== SOURCE INFORMATION ==

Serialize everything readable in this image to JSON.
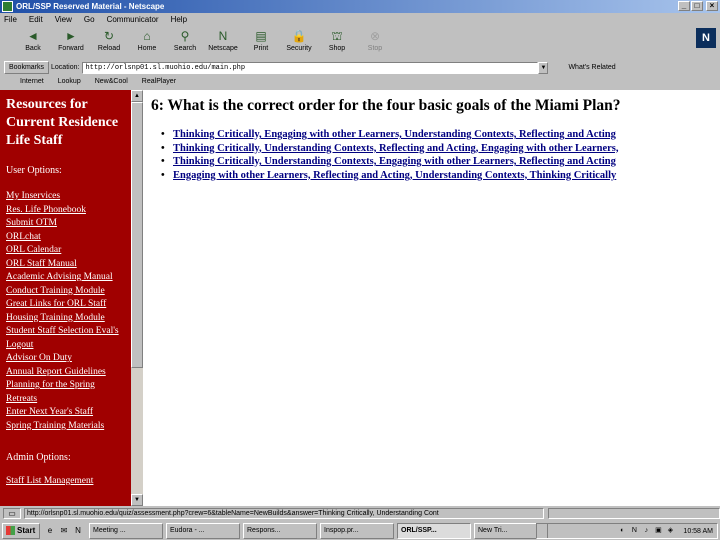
{
  "window": {
    "title": "ORL/SSP Reserved Material - Netscape",
    "controls": [
      "_",
      "□",
      "×"
    ]
  },
  "menu": [
    "File",
    "Edit",
    "View",
    "Go",
    "Communicator",
    "Help"
  ],
  "toolbar": [
    {
      "label": "Back",
      "icon": "back-arrow-icon",
      "glyph": "◄"
    },
    {
      "label": "Forward",
      "icon": "forward-arrow-icon",
      "glyph": "►"
    },
    {
      "label": "Reload",
      "icon": "reload-icon",
      "glyph": "↻"
    },
    {
      "label": "Home",
      "icon": "home-icon",
      "glyph": "⌂"
    },
    {
      "label": "Search",
      "icon": "search-icon",
      "glyph": "⚲"
    },
    {
      "label": "Netscape",
      "icon": "netscape-icon",
      "glyph": "N"
    },
    {
      "label": "Print",
      "icon": "print-icon",
      "glyph": "▤"
    },
    {
      "label": "Security",
      "icon": "lock-icon",
      "glyph": "🔒"
    },
    {
      "label": "Shop",
      "icon": "shop-icon",
      "glyph": "⛫"
    },
    {
      "label": "Stop",
      "icon": "stop-icon",
      "glyph": "⊗"
    }
  ],
  "brand": "N",
  "location": {
    "bookmarks_label": "Bookmarks",
    "label": "Location:",
    "value": "http://orlsnp01.sl.muohio.edu/main.php",
    "related_label": "What's Related"
  },
  "personal_toolbar": [
    "Internet",
    "Lookup",
    "New&Cool",
    "RealPlayer"
  ],
  "sidebar": {
    "title": "Resources for Current Residence Life Staff",
    "user_options_heading": "User Options:",
    "links": [
      "My Inservices",
      "Res. Life Phonebook",
      "Submit OTM",
      "ORLchat",
      "ORL Calendar",
      "ORL Staff Manual",
      "Academic Advising Manual",
      "Conduct Training Module",
      "Great Links for ORL Staff",
      "Housing Training Module",
      "Student Staff Selection Eval's",
      "Logout",
      "Advisor On Duty",
      "Annual Report Guidelines",
      "Planning for the Spring",
      "Retreats",
      "Enter Next Year's Staff",
      "Spring Training Materials"
    ],
    "admin_options_heading": "Admin Options:",
    "admin_links": [
      "Staff List Management"
    ]
  },
  "main": {
    "question": "6: What is the correct order for the four basic goals of the Miami Plan?",
    "answers": [
      "Thinking Critically, Engaging with other Learners, Understanding Contexts, Reflecting and Acting",
      "Thinking Critically, Understanding Contexts, Reflecting and Acting, Engaging with other Learners,",
      "Thinking Critically, Understanding Contexts, Engaging with other Learners, Reflecting and Acting",
      "Engaging with other Learners, Reflecting and Acting, Understanding Contexts, Thinking Critically"
    ]
  },
  "status": {
    "text": "http://orlsnp01.sl.muohio.edu/quiz/assessment.php?crew=6&tableName=NewBuilds&answer=Thinking Critically, Understanding Cont"
  },
  "taskbar": {
    "start_label": "Start",
    "quicklaunch": [
      "e",
      "✉",
      "N"
    ],
    "tasks": [
      {
        "label": "Meeting ...",
        "active": false
      },
      {
        "label": "Eudora - ...",
        "active": false
      },
      {
        "label": "Respons...",
        "active": false
      },
      {
        "label": "Inspop.pr...",
        "active": false
      },
      {
        "label": "ORL/SSP...",
        "active": true
      },
      {
        "label": "New Tri...",
        "active": false
      }
    ],
    "tray_icons": [
      "◐",
      "N",
      "♪",
      "▣",
      "◈"
    ],
    "clock": "10:58 AM"
  }
}
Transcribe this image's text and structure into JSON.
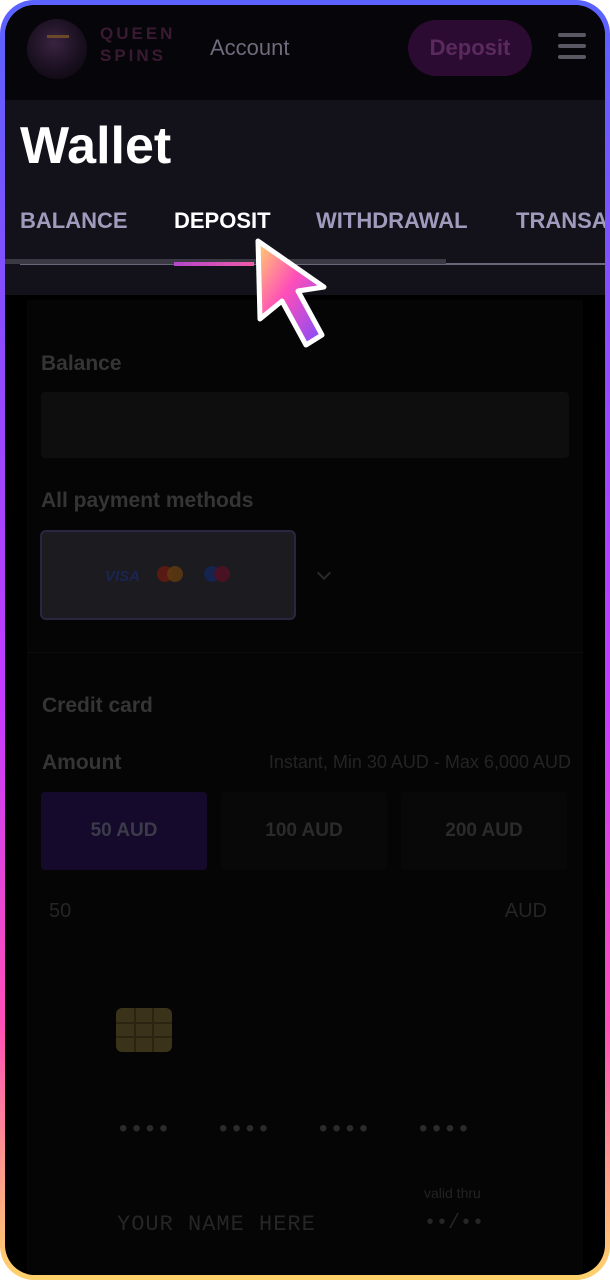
{
  "header": {
    "brand_line1": "QUEEN",
    "brand_line2": "SPINS",
    "nav_account": "Account",
    "deposit_button": "Deposit",
    "menu_icon": "hamburger-menu-icon"
  },
  "wallet": {
    "title": "Wallet",
    "tabs": [
      {
        "label": "BALANCE",
        "active": false
      },
      {
        "label": "DEPOSIT",
        "active": true
      },
      {
        "label": "WITHDRAWAL",
        "active": false
      },
      {
        "label": "TRANSA",
        "active": false
      }
    ]
  },
  "deposit": {
    "balance_label": "Balance",
    "balance_value": "",
    "methods_label": "All payment methods",
    "method_logos": [
      "VISA",
      "mastercard-icon",
      "maestro-icon"
    ],
    "credit_card_label": "Credit card",
    "amount_label": "Amount",
    "amount_note": "Instant, Min 30 AUD - Max 6,000 AUD",
    "amount_options": [
      {
        "label": "50 AUD",
        "selected": true
      },
      {
        "label": "100 AUD",
        "selected": false
      },
      {
        "label": "200 AUD",
        "selected": false
      }
    ],
    "amount_input_value": "50",
    "amount_currency": "AUD",
    "card_number_groups": [
      "••••",
      "••••",
      "••••",
      "••••"
    ],
    "valid_thru_label": "valid thru",
    "card_name_placeholder": "YOUR NAME HERE",
    "card_expiry_placeholder": "••/••"
  },
  "colors": {
    "accent_gradient_start": "#b348c9",
    "accent_gradient_end": "#f05aa9",
    "page_background": "#000000"
  }
}
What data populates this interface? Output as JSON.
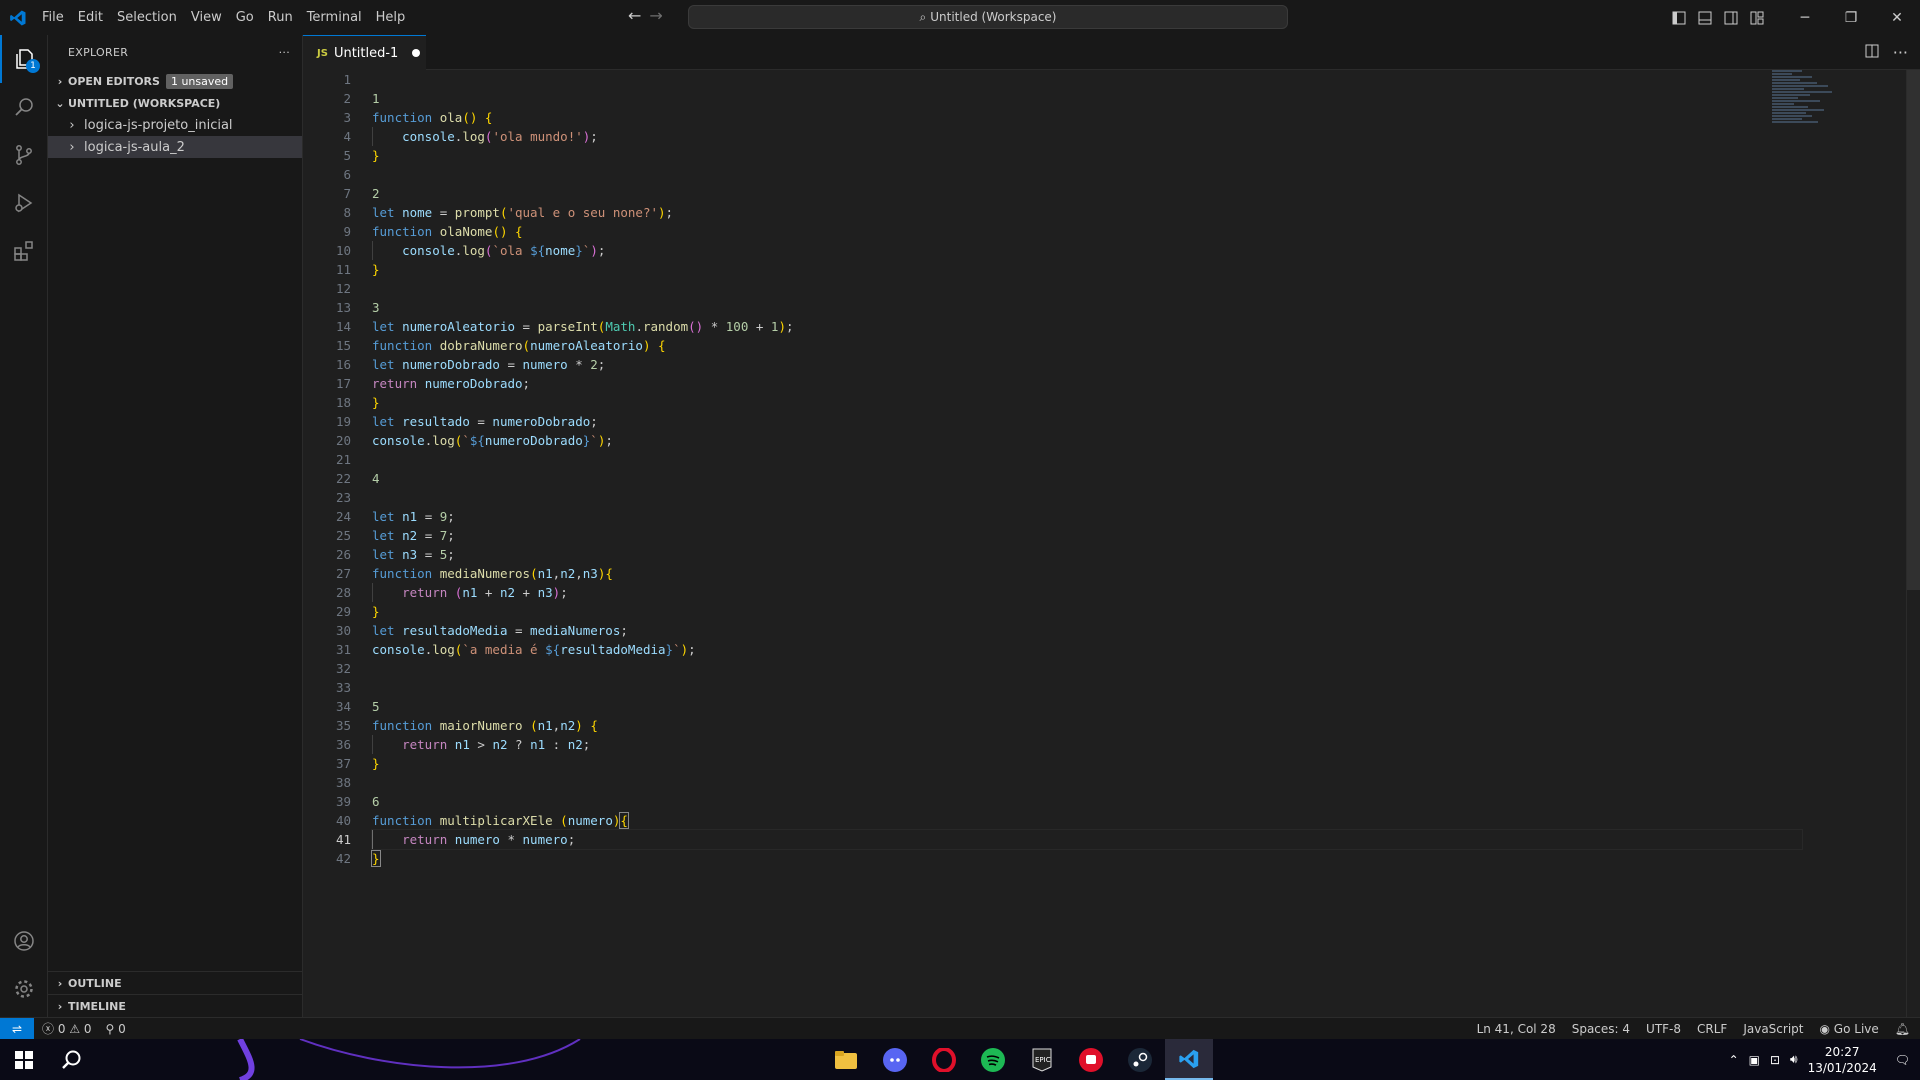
{
  "menu": [
    "File",
    "Edit",
    "Selection",
    "View",
    "Go",
    "Run",
    "Terminal",
    "Help"
  ],
  "command_center": "Untitled (Workspace)",
  "activity_badge": "1",
  "sidebar": {
    "title": "EXPLORER",
    "open_editors": "OPEN EDITORS",
    "unsaved_badge": "1 unsaved",
    "workspace": "UNTITLED (WORKSPACE)",
    "folders": [
      "logica-js-projeto_inicial",
      "logica-js-aula_2"
    ],
    "outline": "OUTLINE",
    "timeline": "TIMELINE"
  },
  "tab": {
    "icon_label": "JS",
    "title": "Untitled-1"
  },
  "editor": {
    "current_line": 41
  },
  "status": {
    "errors": "0",
    "warnings": "0",
    "ports": "0",
    "position": "Ln 41, Col 28",
    "spaces": "Spaces: 4",
    "encoding": "UTF-8",
    "eol": "CRLF",
    "language": "JavaScript",
    "golive": "Go Live"
  },
  "taskbar": {
    "time": "20:27",
    "date": "13/01/2024"
  }
}
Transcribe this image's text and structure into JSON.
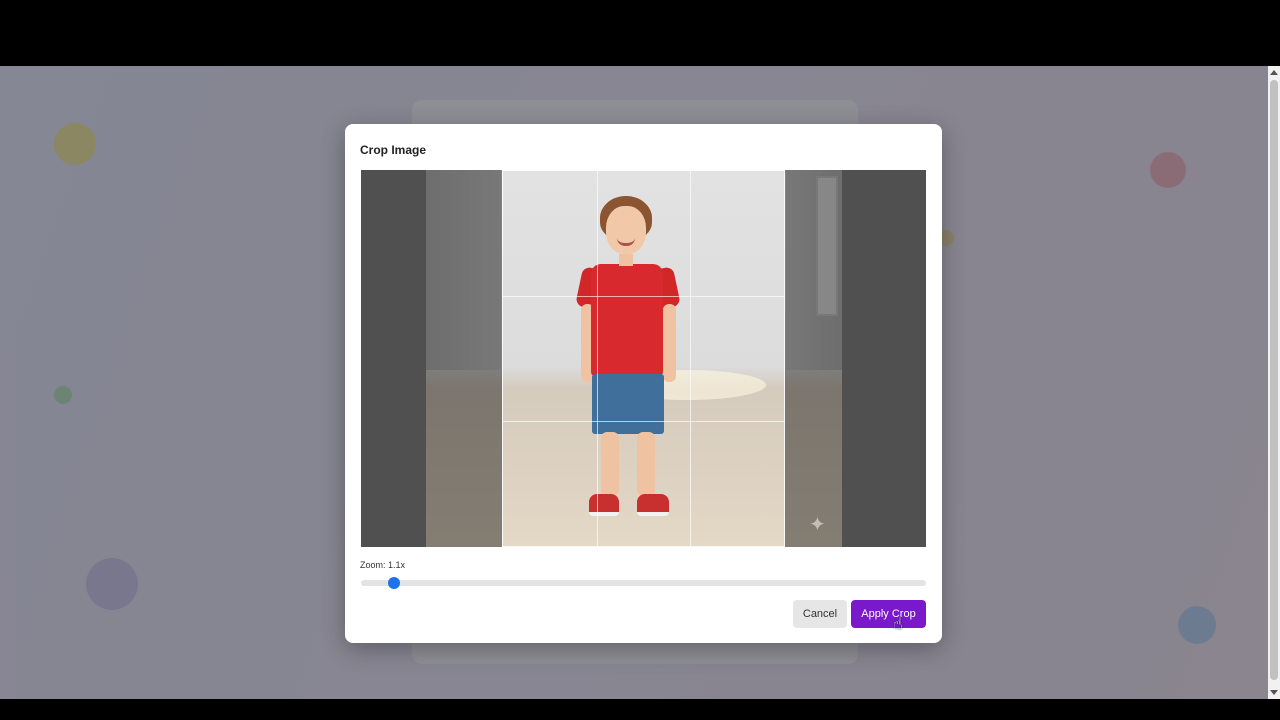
{
  "modal": {
    "title": "Crop Image",
    "zoom_label": "Zoom: 1.1x",
    "zoom_value": 1.1,
    "zoom_fraction": 0.058,
    "cancel_label": "Cancel",
    "apply_label": "Apply Crop"
  },
  "colors": {
    "apply_button": "#7a18cc",
    "slider_thumb": "#1a73e8",
    "overlay": "rgba(72,72,84,0.62)"
  },
  "icons": {
    "cursor": "hand-pointer-icon",
    "sparkle": "sparkle-icon"
  }
}
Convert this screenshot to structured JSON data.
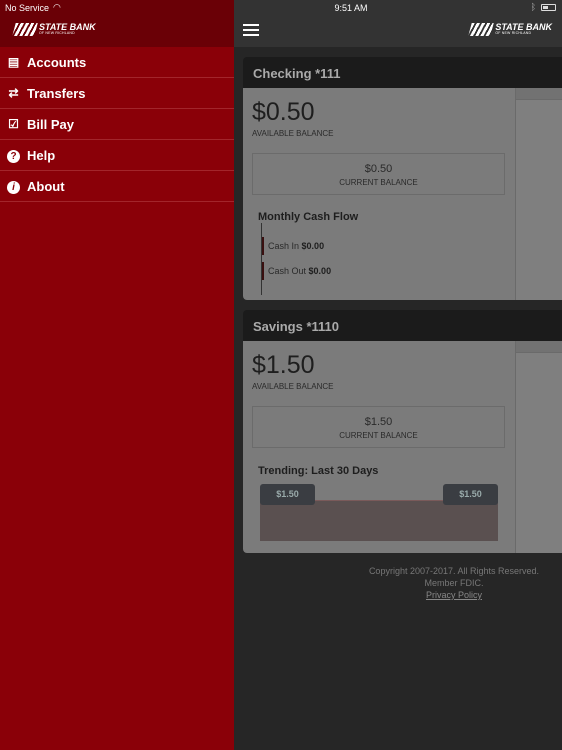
{
  "status_bar": {
    "carrier": "No Service",
    "time": "9:51 AM"
  },
  "brand": {
    "name": "STATE BANK",
    "tagline": "OF NEW RICHLAND"
  },
  "sidebar": {
    "items": [
      {
        "label": "Accounts",
        "icon": "accounts-icon"
      },
      {
        "label": "Transfers",
        "icon": "transfers-icon"
      },
      {
        "label": "Bill Pay",
        "icon": "calendar-check-icon"
      },
      {
        "label": "Help",
        "icon": "help-icon"
      },
      {
        "label": "About",
        "icon": "info-icon"
      }
    ]
  },
  "accounts": [
    {
      "name": "Checking *111",
      "available": "$0.50",
      "available_label": "AVAILABLE BALANCE",
      "current": "$0.50",
      "current_label": "CURRENT BALANCE",
      "section": "Monthly Cash Flow",
      "cash_in_label": "Cash In",
      "cash_in": "$0.00",
      "cash_out_label": "Cash Out",
      "cash_out": "$0.00"
    },
    {
      "name": "Savings *1110",
      "available": "$1.50",
      "available_label": "AVAILABLE BALANCE",
      "current": "$1.50",
      "current_label": "CURRENT BALANCE",
      "section": "Trending: Last 30 Days",
      "trend_start": "$1.50",
      "trend_end": "$1.50"
    }
  ],
  "footer": {
    "copyright": "Copyright 2007-2017. All Rights Reserved.",
    "member": "Member FDIC.",
    "privacy": "Privacy Policy"
  },
  "colors": {
    "sidebar": "#8a0008",
    "sidebar_header": "#6a0006",
    "overlay": "#262626"
  }
}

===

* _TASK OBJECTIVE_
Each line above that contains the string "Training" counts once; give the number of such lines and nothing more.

* _REPLY TO THE EXERCISE_
3